→ Task brief
Select the lines of the records containing the word "name" and list them.

→ Dataset excerpts
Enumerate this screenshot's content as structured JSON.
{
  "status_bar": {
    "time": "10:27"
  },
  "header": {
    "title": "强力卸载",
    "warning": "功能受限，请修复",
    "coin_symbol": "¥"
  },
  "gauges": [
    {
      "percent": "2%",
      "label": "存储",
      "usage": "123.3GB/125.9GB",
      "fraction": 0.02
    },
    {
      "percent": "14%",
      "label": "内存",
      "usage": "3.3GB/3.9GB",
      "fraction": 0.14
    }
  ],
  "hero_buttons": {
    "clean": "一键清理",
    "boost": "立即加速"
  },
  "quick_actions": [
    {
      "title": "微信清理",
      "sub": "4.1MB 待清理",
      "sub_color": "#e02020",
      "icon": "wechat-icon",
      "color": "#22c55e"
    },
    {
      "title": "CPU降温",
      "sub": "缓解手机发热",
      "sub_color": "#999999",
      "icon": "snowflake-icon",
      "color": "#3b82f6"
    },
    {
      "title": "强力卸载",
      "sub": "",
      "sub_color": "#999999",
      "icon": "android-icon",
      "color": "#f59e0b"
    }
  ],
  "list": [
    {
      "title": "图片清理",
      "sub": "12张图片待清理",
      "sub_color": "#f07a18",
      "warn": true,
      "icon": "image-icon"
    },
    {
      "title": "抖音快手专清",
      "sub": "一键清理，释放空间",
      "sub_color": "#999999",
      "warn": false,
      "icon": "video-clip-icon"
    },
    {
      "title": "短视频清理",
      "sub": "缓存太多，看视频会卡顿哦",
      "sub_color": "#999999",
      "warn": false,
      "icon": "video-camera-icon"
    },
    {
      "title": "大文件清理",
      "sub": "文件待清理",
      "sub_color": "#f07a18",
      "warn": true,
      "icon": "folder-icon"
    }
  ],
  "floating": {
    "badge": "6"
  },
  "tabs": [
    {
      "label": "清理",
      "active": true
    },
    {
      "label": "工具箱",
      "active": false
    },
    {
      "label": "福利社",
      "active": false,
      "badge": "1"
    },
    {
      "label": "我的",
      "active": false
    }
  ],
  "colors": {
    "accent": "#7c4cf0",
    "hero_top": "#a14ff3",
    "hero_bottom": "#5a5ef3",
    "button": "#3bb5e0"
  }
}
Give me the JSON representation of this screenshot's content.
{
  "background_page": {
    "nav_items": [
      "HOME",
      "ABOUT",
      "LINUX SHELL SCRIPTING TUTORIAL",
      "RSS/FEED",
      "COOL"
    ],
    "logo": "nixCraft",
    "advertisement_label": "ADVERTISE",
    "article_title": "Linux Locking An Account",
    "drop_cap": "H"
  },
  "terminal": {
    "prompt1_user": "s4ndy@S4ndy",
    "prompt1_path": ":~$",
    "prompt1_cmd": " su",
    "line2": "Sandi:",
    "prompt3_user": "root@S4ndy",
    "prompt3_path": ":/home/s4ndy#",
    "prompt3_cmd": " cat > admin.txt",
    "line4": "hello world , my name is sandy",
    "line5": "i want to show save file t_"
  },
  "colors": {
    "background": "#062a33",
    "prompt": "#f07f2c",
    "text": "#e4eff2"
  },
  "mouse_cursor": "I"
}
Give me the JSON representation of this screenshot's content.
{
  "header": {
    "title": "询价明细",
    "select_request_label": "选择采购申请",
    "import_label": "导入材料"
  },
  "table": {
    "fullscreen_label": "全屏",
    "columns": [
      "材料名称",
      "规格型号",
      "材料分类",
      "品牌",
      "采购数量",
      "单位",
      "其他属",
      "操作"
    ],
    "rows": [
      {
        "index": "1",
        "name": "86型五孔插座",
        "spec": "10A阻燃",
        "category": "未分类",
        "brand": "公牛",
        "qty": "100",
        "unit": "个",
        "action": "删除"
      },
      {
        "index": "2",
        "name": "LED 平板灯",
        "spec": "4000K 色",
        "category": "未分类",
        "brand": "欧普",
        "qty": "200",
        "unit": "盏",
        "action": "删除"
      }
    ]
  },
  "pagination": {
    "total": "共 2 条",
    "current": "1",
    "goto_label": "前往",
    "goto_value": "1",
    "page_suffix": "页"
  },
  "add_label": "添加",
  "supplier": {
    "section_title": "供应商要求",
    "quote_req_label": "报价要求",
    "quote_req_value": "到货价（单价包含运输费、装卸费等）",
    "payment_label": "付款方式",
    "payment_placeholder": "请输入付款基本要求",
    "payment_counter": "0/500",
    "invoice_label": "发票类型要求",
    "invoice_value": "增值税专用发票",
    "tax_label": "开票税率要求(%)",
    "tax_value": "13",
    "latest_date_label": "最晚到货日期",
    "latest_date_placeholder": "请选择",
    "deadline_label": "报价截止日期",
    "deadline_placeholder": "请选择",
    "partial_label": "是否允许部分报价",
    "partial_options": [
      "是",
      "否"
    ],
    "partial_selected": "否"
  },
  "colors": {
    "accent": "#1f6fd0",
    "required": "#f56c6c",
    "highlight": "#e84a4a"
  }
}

→ Task answer
    "line4": "hello world , my name is sandy",
        "name": "86型五孔插座",
        "name": "LED 平板灯",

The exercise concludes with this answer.